→ Material shown
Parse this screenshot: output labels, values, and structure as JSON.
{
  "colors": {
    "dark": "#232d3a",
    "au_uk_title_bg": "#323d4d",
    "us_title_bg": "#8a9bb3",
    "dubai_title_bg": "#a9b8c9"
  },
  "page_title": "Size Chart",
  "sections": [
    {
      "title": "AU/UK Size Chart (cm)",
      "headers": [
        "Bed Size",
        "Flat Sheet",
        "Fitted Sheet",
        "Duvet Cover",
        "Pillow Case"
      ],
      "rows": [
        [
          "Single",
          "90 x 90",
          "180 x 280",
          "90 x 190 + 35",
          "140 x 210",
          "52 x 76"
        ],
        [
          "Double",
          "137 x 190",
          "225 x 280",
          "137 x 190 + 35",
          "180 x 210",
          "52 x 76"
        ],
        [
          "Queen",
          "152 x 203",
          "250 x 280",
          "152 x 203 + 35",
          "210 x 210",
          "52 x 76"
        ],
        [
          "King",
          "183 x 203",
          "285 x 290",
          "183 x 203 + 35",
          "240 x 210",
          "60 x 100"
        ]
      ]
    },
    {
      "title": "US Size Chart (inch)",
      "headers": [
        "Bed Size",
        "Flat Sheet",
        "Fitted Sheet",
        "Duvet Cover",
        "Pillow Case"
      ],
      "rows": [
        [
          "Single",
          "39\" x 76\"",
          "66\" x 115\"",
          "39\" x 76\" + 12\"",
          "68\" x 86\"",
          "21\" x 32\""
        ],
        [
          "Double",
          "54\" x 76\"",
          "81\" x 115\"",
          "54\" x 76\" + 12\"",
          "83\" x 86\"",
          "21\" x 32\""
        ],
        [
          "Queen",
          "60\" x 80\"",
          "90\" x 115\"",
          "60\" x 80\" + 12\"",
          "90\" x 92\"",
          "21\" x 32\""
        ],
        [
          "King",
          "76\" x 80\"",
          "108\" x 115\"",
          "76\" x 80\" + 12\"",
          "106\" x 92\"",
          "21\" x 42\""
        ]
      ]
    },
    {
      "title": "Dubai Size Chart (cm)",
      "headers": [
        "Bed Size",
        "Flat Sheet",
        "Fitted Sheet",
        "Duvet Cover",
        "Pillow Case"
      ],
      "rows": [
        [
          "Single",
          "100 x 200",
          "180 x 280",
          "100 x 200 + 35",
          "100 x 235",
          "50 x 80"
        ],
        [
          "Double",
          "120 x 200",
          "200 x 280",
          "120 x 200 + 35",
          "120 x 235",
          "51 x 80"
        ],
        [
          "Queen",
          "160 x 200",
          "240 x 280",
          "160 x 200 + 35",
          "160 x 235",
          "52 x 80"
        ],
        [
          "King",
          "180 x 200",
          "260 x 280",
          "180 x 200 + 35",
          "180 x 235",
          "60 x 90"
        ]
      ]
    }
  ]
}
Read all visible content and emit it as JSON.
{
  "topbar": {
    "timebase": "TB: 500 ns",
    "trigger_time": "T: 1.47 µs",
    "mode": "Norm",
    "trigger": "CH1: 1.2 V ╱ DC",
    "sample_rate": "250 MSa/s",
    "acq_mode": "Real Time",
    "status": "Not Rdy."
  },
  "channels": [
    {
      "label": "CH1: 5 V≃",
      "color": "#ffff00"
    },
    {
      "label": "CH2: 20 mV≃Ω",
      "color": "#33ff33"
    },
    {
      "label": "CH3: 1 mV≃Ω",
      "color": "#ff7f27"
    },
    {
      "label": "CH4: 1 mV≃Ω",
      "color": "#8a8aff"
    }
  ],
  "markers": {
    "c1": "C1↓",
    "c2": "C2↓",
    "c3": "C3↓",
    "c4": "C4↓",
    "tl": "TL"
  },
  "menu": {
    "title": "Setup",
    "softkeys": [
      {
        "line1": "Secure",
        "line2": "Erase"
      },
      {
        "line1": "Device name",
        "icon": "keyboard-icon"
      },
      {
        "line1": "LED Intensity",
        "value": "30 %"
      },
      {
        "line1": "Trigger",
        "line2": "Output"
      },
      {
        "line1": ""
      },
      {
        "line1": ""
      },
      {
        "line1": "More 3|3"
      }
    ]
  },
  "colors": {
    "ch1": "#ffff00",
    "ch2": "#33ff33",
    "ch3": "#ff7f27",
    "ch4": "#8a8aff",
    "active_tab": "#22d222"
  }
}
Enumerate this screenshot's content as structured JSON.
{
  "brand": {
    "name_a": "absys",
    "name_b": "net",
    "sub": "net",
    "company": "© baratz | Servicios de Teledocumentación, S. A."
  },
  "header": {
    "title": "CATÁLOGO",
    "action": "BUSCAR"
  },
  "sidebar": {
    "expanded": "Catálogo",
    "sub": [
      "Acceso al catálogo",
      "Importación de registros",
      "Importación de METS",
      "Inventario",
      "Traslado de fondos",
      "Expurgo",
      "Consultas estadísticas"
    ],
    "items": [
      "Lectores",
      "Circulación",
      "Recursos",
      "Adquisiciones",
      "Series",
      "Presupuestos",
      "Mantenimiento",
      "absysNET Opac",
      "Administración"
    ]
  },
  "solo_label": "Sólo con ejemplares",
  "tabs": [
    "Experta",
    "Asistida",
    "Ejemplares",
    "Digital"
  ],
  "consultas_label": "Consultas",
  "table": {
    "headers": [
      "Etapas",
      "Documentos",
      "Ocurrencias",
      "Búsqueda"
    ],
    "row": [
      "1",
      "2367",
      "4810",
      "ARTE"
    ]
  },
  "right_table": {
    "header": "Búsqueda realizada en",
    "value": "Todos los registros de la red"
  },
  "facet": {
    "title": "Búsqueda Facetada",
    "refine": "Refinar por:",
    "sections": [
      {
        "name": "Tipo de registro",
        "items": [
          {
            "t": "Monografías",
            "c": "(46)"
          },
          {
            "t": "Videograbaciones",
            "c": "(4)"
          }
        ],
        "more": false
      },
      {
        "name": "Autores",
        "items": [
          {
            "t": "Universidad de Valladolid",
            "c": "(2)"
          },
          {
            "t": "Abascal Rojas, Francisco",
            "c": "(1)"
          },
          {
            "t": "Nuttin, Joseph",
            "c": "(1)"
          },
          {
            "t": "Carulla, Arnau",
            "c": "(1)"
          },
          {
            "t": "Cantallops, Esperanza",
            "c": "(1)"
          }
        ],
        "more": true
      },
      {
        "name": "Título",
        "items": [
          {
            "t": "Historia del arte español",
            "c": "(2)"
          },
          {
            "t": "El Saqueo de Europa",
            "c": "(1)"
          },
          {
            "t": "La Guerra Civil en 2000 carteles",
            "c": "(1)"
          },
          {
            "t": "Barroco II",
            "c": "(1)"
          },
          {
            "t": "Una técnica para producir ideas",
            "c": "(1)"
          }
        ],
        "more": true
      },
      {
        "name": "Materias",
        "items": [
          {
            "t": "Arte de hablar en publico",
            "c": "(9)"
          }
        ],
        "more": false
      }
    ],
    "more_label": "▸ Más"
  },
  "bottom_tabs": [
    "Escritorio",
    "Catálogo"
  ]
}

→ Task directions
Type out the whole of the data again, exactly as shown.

→ Solution
Parse this screenshot: output labels, values, and structure as JSON.
{
  "colors": {
    "dark": "#232d3a",
    "au_uk_title_bg": "#323d4d",
    "us_title_bg": "#8a9bb3",
    "dubai_title_bg": "#a9b8c9"
  },
  "page_title": "Size Chart",
  "sections": [
    {
      "title": "AU/UK Size Chart (cm)",
      "headers": [
        "Bed Size",
        "Flat Sheet",
        "Fitted Sheet",
        "Duvet Cover",
        "Pillow Case"
      ],
      "rows": [
        [
          "Single",
          "90 x 90",
          "180 x 280",
          "90 x 190 + 35",
          "140 x 210",
          "52 x 76"
        ],
        [
          "Double",
          "137 x 190",
          "225 x 280",
          "137 x 190 + 35",
          "180 x 210",
          "52 x 76"
        ],
        [
          "Queen",
          "152 x 203",
          "250 x 280",
          "152 x 203 + 35",
          "210 x 210",
          "52 x 76"
        ],
        [
          "King",
          "183 x 203",
          "285 x 290",
          "183 x 203 + 35",
          "240 x 210",
          "60 x 100"
        ]
      ]
    },
    {
      "title": "US Size Chart (inch)",
      "headers": [
        "Bed Size",
        "Flat Sheet",
        "Fitted Sheet",
        "Duvet Cover",
        "Pillow Case"
      ],
      "rows": [
        [
          "Single",
          "39\" x 76\"",
          "66\" x 115\"",
          "39\" x 76\" + 12\"",
          "68\" x 86\"",
          "21\" x 32\""
        ],
        [
          "Double",
          "54\" x 76\"",
          "81\" x 115\"",
          "54\" x 76\" + 12\"",
          "83\" x 86\"",
          "21\" x 32\""
        ],
        [
          "Queen",
          "60\" x 80\"",
          "90\" x 115\"",
          "60\" x 80\" + 12\"",
          "90\" x 92\"",
          "21\" x 32\""
        ],
        [
          "King",
          "76\" x 80\"",
          "108\" x 115\"",
          "76\" x 80\" + 12\"",
          "106\" x 92\"",
          "21\" x 42\""
        ]
      ]
    },
    {
      "title": "Dubai Size Chart (cm)",
      "headers": [
        "Bed Size",
        "Flat Sheet",
        "Fitted Sheet",
        "Duvet Cover",
        "Pillow Case"
      ],
      "rows": [
        [
          "Single",
          "100 x 200",
          "180 x 280",
          "100 x 200 + 35",
          "100 x 235",
          "50 x 80"
        ],
        [
          "Double",
          "120 x 200",
          "200 x 280",
          "120 x 200 + 35",
          "120 x 235",
          "51 x 80"
        ],
        [
          "Queen",
          "160 x 200",
          "240 x 280",
          "160 x 200 + 35",
          "160 x 235",
          "52 x 80"
        ],
        [
          "King",
          "180 x 200",
          "260 x 280",
          "180 x 200 + 35",
          "180 x 235",
          "60 x 90"
        ]
      ]
    }
  ]
}
Read all visible content and emit it as JSON.
{
  "topbar": {
    "timebase": "TB: 500 ns",
    "trigger_time": "T: 1.47 µs",
    "mode": "Norm",
    "trigger": "CH1: 1.2 V ╱ DC",
    "sample_rate": "250 MSa/s",
    "acq_mode": "Real Time",
    "status": "Not Rdy."
  },
  "channels": [
    {
      "label": "CH1: 5 V≃",
      "color": "#ffff00"
    },
    {
      "label": "CH2: 20 mV≃Ω",
      "color": "#33ff33"
    },
    {
      "label": "CH3: 1 mV≃Ω",
      "color": "#ff7f27"
    },
    {
      "label": "CH4: 1 mV≃Ω",
      "color": "#8a8aff"
    }
  ],
  "markers": {
    "c1": "C1↓",
    "c2": "C2↓",
    "c3": "C3↓",
    "c4": "C4↓",
    "tl": "TL"
  },
  "menu": {
    "title": "Setup",
    "softkeys": [
      {
        "line1": "Secure",
        "line2": "Erase"
      },
      {
        "line1": "Device name",
        "icon": "keyboard-icon"
      },
      {
        "line1": "LED Intensity",
        "value": "30 %"
      },
      {
        "line1": "Trigger",
        "line2": "Output"
      },
      {
        "line1": ""
      },
      {
        "line1": ""
      },
      {
        "line1": "More 3|3"
      }
    ]
  },
  "colors": {
    "ch1": "#ffff00",
    "ch2": "#33ff33",
    "ch3": "#ff7f27",
    "ch4": "#8a8aff",
    "active_tab": "#22d222"
  }
}
Enumerate this screenshot's content as structured JSON.
{
  "brand": {
    "name_a": "absys",
    "name_b": "net",
    "sub": "net",
    "company": "© baratz | Servicios de Teledocumentación, S. A."
  },
  "header": {
    "title": "CATÁLOGO",
    "action": "BUSCAR"
  },
  "sidebar": {
    "expanded": "Catálogo",
    "sub": [
      "Acceso al catálogo",
      "Importación de registros",
      "Importación de METS",
      "Inventario",
      "Traslado de fondos",
      "Expurgo",
      "Consultas estadísticas"
    ],
    "items": [
      "Lectores",
      "Circulación",
      "Recursos",
      "Adquisiciones",
      "Series",
      "Presupuestos",
      "Mantenimiento",
      "absysNET Opac",
      "Administración"
    ]
  },
  "solo_label": "Sólo con ejemplares",
  "tabs": [
    "Experta",
    "Asistida",
    "Ejemplares",
    "Digital"
  ],
  "consultas_label": "Consultas",
  "table": {
    "headers": [
      "Etapas",
      "Documentos",
      "Ocurrencias",
      "Búsqueda"
    ],
    "row": [
      "1",
      "2367",
      "4810",
      "ARTE"
    ]
  },
  "right_table": {
    "header": "Búsqueda realizada en",
    "value": "Todos los registros de la red"
  },
  "facet": {
    "title": "Búsqueda Facetada",
    "refine": "Refinar por:",
    "sections": [
      {
        "name": "Tipo de registro",
        "items": [
          {
            "t": "Monografías",
            "c": "(46)"
          },
          {
            "t": "Videograbaciones",
            "c": "(4)"
          }
        ],
        "more": false
      },
      {
        "name": "Autores",
        "items": [
          {
            "t": "Universidad de Valladolid",
            "c": "(2)"
          },
          {
            "t": "Abascal Rojas, Francisco",
            "c": "(1)"
          },
          {
            "t": "Nuttin, Joseph",
            "c": "(1)"
          },
          {
            "t": "Carulla, Arnau",
            "c": "(1)"
          },
          {
            "t": "Cantallops, Esperanza",
            "c": "(1)"
          }
        ],
        "more": true
      },
      {
        "name": "Título",
        "items": [
          {
            "t": "Historia del arte español",
            "c": "(2)"
          },
          {
            "t": "El Saqueo de Europa",
            "c": "(1)"
          },
          {
            "t": "La Guerra Civil en 2000 carteles",
            "c": "(1)"
          },
          {
            "t": "Barroco II",
            "c": "(1)"
          },
          {
            "t": "Una técnica para producir ideas",
            "c": "(1)"
          }
        ],
        "more": true
      },
      {
        "name": "Materias",
        "items": [
          {
            "t": "Arte de hablar en publico",
            "c": "(9)"
          }
        ],
        "more": false
      }
    ],
    "more_label": "▸ Más"
  },
  "bottom_tabs": [
    "Escritorio",
    "Catálogo"
  ]
}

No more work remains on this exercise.